Small and midsize businesses would rather chew tin foil, an industry pundit says, than spend money on enterprise backup software that is little suited to their needs. Deni Connor recently talked to George Symons, CEO of Yosemite Technologies, about what SMBs really need in backup software.
Why don't enterprise backup packages like Tivoli Storage Manager suit the needs of SMBs?
If you look at the difference between an SMB and an enterprise, generally within an SMB's IT department you either have fewer people or at a minimum you don't have people with specific storage specialization or storage knowledge, so because of that you need a product that is easy to use. A lot of the factors change dramatically -- in an SMB performance isn't critical, but the ability to easily install software is. To be able to start the software up, make it do what it should and let it keep running is the most important factor.
Do SMB backup packages differ from enterprise ones in their ease of use and installation?
Ease of use is number one. Taking the complexity out of a product is actually one of the most difficult things to do. I've worked with a number of enterprise products and the thought has always been, "We can make it simple, we can take out functionality and it will be easy to use." That's not really true -- you have to build ease of use from the ground up. It's not just an intuitive GUI, but understanding and thinking about what defaults to set, how to figure out what the environment is so you can completely automate the processes. It's that automation that is so much different than in enterprise products, and you can successfully do it because the complexity of the environment is so different.
Is there also a difference in the price? I heard someone say that an SMB would rather chew tin foil than spend a lot of money on backup.
I have heard that, too. There is an absolute difference in price. If you look at an SMB environment that ranges from a SOHO to a 100-person organization, the cost is going to be widely different across those. Just looking at a basic backup server you can see differences of 10 to one. So SMB software needs to be significantly less expensive.
Is the notion that users can retrieve their files important in SMBs?
It is important. It goes back to the point of limited IT resources. You don't have someone who is dedicated to backup and recovery, let alone to managing storage. So if I need to recover files, there is no one to go to. For that user, self service becomes critical. If a server crashes, clearly IT is going to do the recovery, but if it's my user files, I want to be able to recover them myself. If I'm a mobile user, no one wants to help me, so there really does have to be self service.
It would seem to me that SMB customers would be more comfortable with disk-based backup than they would be with tape.
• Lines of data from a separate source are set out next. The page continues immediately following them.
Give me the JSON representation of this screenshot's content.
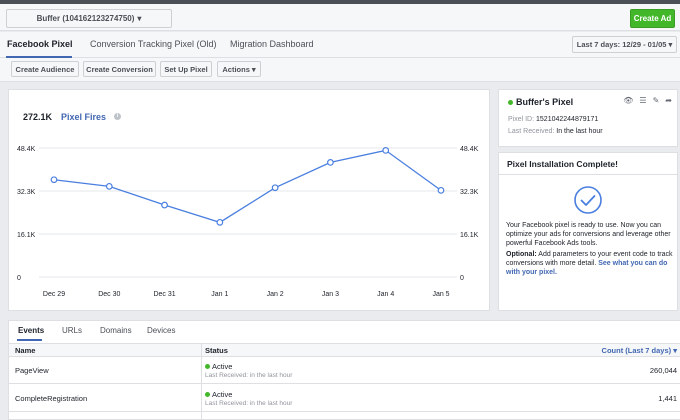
{
  "topbar": {
    "account_label": "Buffer (104162123274750)",
    "create_ad_label": "Create Ad"
  },
  "tabs": [
    {
      "label": "Facebook Pixel",
      "active": true
    },
    {
      "label": "Conversion Tracking Pixel (Old)",
      "active": false
    },
    {
      "label": "Migration Dashboard",
      "active": false
    }
  ],
  "date_range": "Last 7 days: 12/29 - 01/05",
  "actions": {
    "create_audience": "Create Audience",
    "create_conversion": "Create Conversion",
    "set_up_pixel": "Set Up Pixel",
    "actions_menu": "Actions"
  },
  "summary": {
    "total": "272.1K",
    "label": "Pixel Fires"
  },
  "chart_data": {
    "type": "line",
    "categories": [
      "Dec 29",
      "Dec 30",
      "Dec 31",
      "Jan 1",
      "Jan 2",
      "Jan 3",
      "Jan 4",
      "Jan 5"
    ],
    "series": [
      {
        "values": [
          36500,
          34000,
          27000,
          20500,
          33500,
          43000,
          47500,
          32500
        ]
      }
    ],
    "ylim": [
      0,
      48400
    ],
    "yticks": [
      "0",
      "16.1K",
      "32.3K",
      "48.4K"
    ],
    "line_color": "#4a7fe0"
  },
  "pixel_card": {
    "name": "Buffer's Pixel",
    "id_label": "Pixel ID:",
    "id_value": "1521042244879171",
    "received_label": "Last Received:",
    "received_value": "In the last hour"
  },
  "install_card": {
    "title": "Pixel Installation Complete!",
    "body": "Your Facebook pixel is ready to use. Now you can optimize your ads for conversions and leverage other powerful Facebook Ads tools.",
    "optional_label": "Optional:",
    "optional_body": "Add parameters to your event code to track conversions with more detail.",
    "link": "See what you can do with your pixel."
  },
  "bottom_tabs": [
    {
      "label": "Events",
      "active": true
    },
    {
      "label": "URLs",
      "active": false
    },
    {
      "label": "Domains",
      "active": false
    },
    {
      "label": "Devices",
      "active": false
    }
  ],
  "table": {
    "headers": {
      "name": "Name",
      "status": "Status",
      "count": "Count (Last 7 days)"
    },
    "rows": [
      {
        "name": "PageView",
        "status": "Active",
        "sub": "Last Received: in the last hour",
        "count": "260,044"
      },
      {
        "name": "CompleteRegistration",
        "status": "Active",
        "sub": "Last Received: in the last hour",
        "count": "1,441"
      }
    ]
  }
}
Is that true?
It is true for a couple of reasons. They are more comfortable with it because they already have disk in the environment and again, tape adds an additional level of complexity. But it is also just the management of it. A lot of SMBs will be happy with just a backup on a local disk, and that's a risk they take in not having an offsite tape archive. So they are not even worried about taking tapes offsite to protect them or tape rotation policies or the complexities of managing tapes. For SMBs disk is very applicable. We saw it catching on in SMBs even before that of enterprises for just those reasons.
What about continuous data protection (CDP)? Is that technology desirable in SMBs or remote offices?
Continuous data protection is important but not in the same way. From an SMB perspective, block-based CDP is not a requirement. They are not interested in every transaction and write to the disk being protected immediately. File-based CDP is of interest because what it really is versioning. We have found that versioning is of interest in the SMB market, particularly for protecting user files. Their needs around applications are not that different than in the enterprise in the sense that they need to protect their Exchange and SQL servers. They don't need CDP to protect those servers though.
How do hardware requirements differ for the SMB for backup and recovery?
If you look at the enterprise, you want a big server running the backup. In an SMB, you aren't going to want to spend that money and will likely want to run multiple applications, including the backup on a single or lower-powered server. Thus, one of the requirements for an SMB backup package is that it doesn't use a lot of CPU or other resources since its going to have to live with other products.
Is performance a requirement?
Not necessarily. SMBs would rather live with 80 percent of the performance as long as the software runs consistently. In an enterprise you want to get maximum throughput and performance.